Scientists at Argonne National Laboratory have recently demonstrated an automated process for identifying and exploring promising new materials by combining machine learning (ML) and high performance computing.
- Nature Communications
From high atop a mountain in the Chilean Andes, the Dark Energy Camera has snapped more than one million exposures of the southern sky. The images have captured around 2.5 billion astronomical objects, including galaxies and galaxy clusters, stars, comets, asteroids, dwarf planets and supernovae.
Scientists recently tested the ability of three techniques called entanglement witnesses to accurately identify pairs of entangled magnetic particles. Of the three, quantum Fisher information (QFI) performed best, routinely locating entanglement in complex materials. This work is the most thorough examination of QFI’s capabilities to date and is the first to apply QFI to massive solid materials.
- Physical Review B
The quarks and gluons in a proton and their interaction determine the proton’s structure. This structure deforms when exposed to external electric and magnetic (EM) fields, a phenomenon known as polarizability. Scientists use Effective Field Theories (EFTs) to link the description of neutron structure and polarizability to theories of the strong neutron force. In this research, scientists validated EFTs using proton Compton scattering.

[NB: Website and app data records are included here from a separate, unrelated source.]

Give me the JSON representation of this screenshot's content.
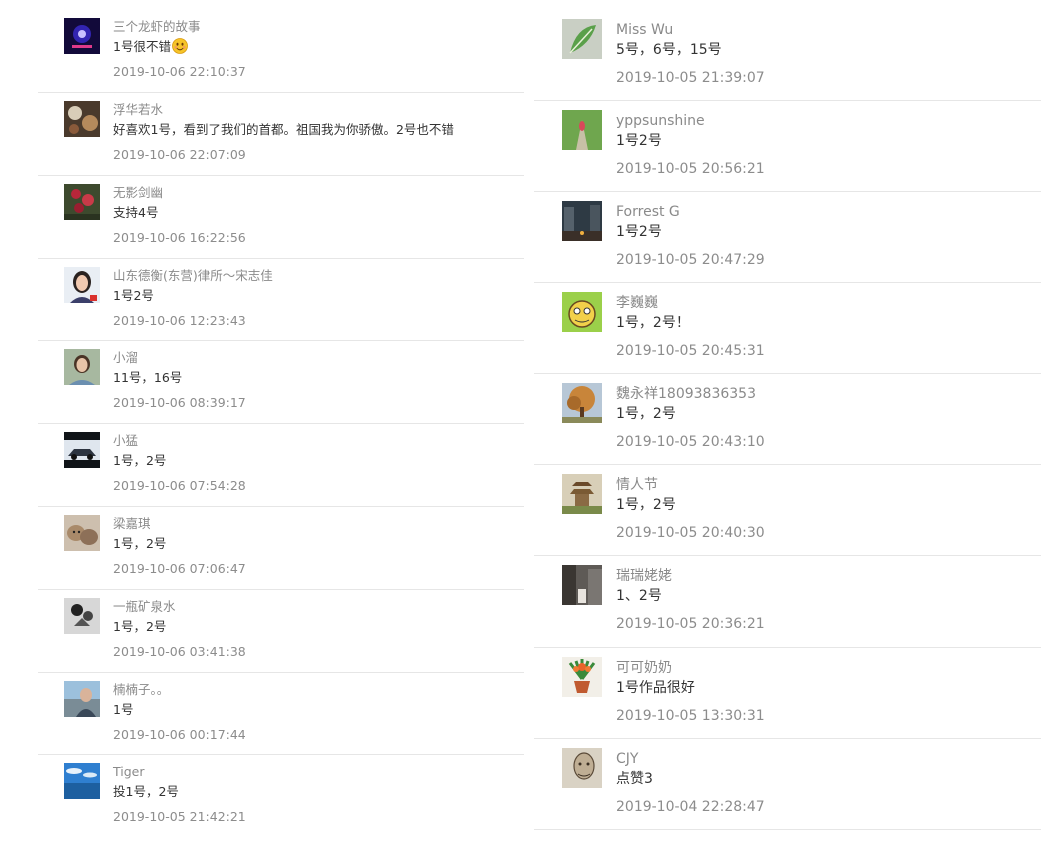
{
  "left_comments": [
    {
      "nickname": "三个龙虾的故事",
      "content": "1号很不错",
      "emoji": "smiley-face-icon",
      "time": "2019-10-06 22:10:37",
      "avatar": "night-stage-avatar"
    },
    {
      "nickname": "浮华若水",
      "content": "好喜欢1号，看到了我们的首都。祖国我为你骄傲。2号也不错",
      "time": "2019-10-06 22:07:09",
      "avatar": "food-table-avatar"
    },
    {
      "nickname": "无影剑幽",
      "content": "支持4号",
      "time": "2019-10-06 16:22:56",
      "avatar": "red-flowers-avatar"
    },
    {
      "nickname": "山东德衡(东营)律所～宋志佳",
      "content": "1号2号",
      "time": "2019-10-06 12:23:43",
      "avatar": "woman-portrait-avatar"
    },
    {
      "nickname": "小溜",
      "content": "11号，16号",
      "time": "2019-10-06 08:39:17",
      "avatar": "outdoor-portrait-avatar"
    },
    {
      "nickname": "小猛",
      "content": "1号，2号",
      "time": "2019-10-06 07:54:28",
      "avatar": "car-avatar"
    },
    {
      "nickname": "梁嘉琪",
      "content": "1号，2号",
      "time": "2019-10-06 07:06:47",
      "avatar": "cats-avatar"
    },
    {
      "nickname": "一瓶矿泉水",
      "content": "1号，2号",
      "time": "2019-10-06 03:41:38",
      "avatar": "cartoon-avatar"
    },
    {
      "nickname": "楠楠子。。",
      "content": "1号",
      "time": "2019-10-06 00:17:44",
      "avatar": "seaside-portrait-avatar"
    },
    {
      "nickname": "Tiger",
      "content": "投1号，2号",
      "time": "2019-10-05 21:42:21",
      "avatar": "sea-sky-avatar"
    }
  ],
  "right_comments": [
    {
      "nickname": "Miss Wu",
      "content": "5号，6号，15号",
      "time": "2019-10-05 21:39:07",
      "avatar": "green-leaf-avatar"
    },
    {
      "nickname": "yppsunshine",
      "content": "1号2号",
      "time": "2019-10-05 20:56:21",
      "avatar": "garden-path-avatar"
    },
    {
      "nickname": "Forrest G",
      "content": "1号2号",
      "time": "2019-10-05 20:47:29",
      "avatar": "city-street-avatar"
    },
    {
      "nickname": "李巍巍",
      "content": "1号，2号！",
      "time": "2019-10-05 20:45:31",
      "avatar": "cartoon-character-avatar"
    },
    {
      "nickname": "魏永祥18093836353",
      "content": "1号，2号",
      "time": "2019-10-05 20:43:10",
      "avatar": "autumn-tree-avatar"
    },
    {
      "nickname": "情人节",
      "content": "1号，2号",
      "time": "2019-10-05 20:40:30",
      "avatar": "pagoda-avatar"
    },
    {
      "nickname": "瑞瑞姥姥",
      "content": "1、2号",
      "time": "2019-10-05 20:36:21",
      "avatar": "street-scene-avatar"
    },
    {
      "nickname": "可可奶奶",
      "content": "1号作品很好",
      "time": "2019-10-05 13:30:31",
      "avatar": "potted-plant-avatar"
    },
    {
      "nickname": "CJY",
      "content": "点赞3",
      "time": "2019-10-04 22:28:47",
      "avatar": "sketch-portrait-avatar"
    }
  ]
}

- Physical Review Letters
Physicists have observed a narrow proton-decaying resonance in beryllium-11. This result supports evidence that the beta-delayed proton decay of beryllium-11 is a sequential two-step process where a near-threshold resonance in beryllium-11 is populated first in a beta decay with a subsequent proton emission.
- Physical Review Letters
Subsurface permeability is a key parameter of subsurface flow and transport processes in watersheds, but it is difficult and expensive to measure directly at the scale and resolution required by watershed models. This study used deep learning to accurately estimate the subsurface permeability of a watershed using widely available stream discharge data.
- Frontiers in Earth Science
Nuclear physicists have experimentally confirmed the existence of the tetraneutron, a meta-stable nuclear system that can decay into four free neutrons. Researchers have predicted the tetraneutron’s existence since 2016. The new results, which agree with predictions from supercomputer simulations, will help scientists understand atomic nuclei, neutron stars, and other neutron-rich systems.